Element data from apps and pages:
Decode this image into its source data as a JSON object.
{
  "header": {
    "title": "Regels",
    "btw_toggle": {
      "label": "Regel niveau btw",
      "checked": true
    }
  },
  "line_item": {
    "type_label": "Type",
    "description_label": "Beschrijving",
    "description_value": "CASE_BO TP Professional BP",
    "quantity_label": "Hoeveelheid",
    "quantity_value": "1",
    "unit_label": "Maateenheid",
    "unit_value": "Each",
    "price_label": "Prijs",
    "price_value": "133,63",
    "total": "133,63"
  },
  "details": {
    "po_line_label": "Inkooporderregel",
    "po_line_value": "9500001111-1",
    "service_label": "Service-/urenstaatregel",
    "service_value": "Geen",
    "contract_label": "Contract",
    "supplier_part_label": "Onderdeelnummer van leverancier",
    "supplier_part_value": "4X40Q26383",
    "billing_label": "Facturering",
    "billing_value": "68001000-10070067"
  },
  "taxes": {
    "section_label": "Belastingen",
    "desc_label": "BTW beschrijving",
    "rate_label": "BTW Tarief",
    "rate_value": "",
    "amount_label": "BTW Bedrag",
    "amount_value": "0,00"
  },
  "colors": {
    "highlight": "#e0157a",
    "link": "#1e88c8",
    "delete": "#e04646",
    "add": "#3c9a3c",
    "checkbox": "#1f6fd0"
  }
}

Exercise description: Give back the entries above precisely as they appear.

Response area:
Decode this image into its source data as a JSON object.
{
  "header": {
    "title": "Regels",
    "btw_toggle": {
      "label": "Regel niveau btw",
      "checked": true
    }
  },
  "line_item": {
    "type_label": "Type",
    "description_label": "Beschrijving",
    "description_value": "CASE_BO TP Professional BP",
    "quantity_label": "Hoeveelheid",
    "quantity_value": "1",
    "unit_label": "Maateenheid",
    "unit_value": "Each",
    "price_label": "Prijs",
    "price_value": "133,63",
    "total": "133,63"
  },
  "details": {
    "po_line_label": "Inkooporderregel",
    "po_line_value": "9500001111-1",
    "service_label": "Service-/urenstaatregel",
    "service_value": "Geen",
    "contract_label": "Contract",
    "supplier_part_label": "Onderdeelnummer van leverancier",
    "supplier_part_value": "4X40Q26383",
    "billing_label": "Facturering",
    "billing_value": "68001000-10070067"
  },
  "taxes": {
    "section_label": "Belastingen",
    "desc_label": "BTW beschrijving",
    "rate_label": "BTW Tarief",
    "rate_value": "",
    "amount_label": "BTW Bedrag",
    "amount_value": "0,00"
  },
  "colors": {
    "highlight": "#e0157a",
    "link": "#1e88c8",
    "delete": "#e04646",
    "add": "#3c9a3c",
    "checkbox": "#1f6fd0"
  }
}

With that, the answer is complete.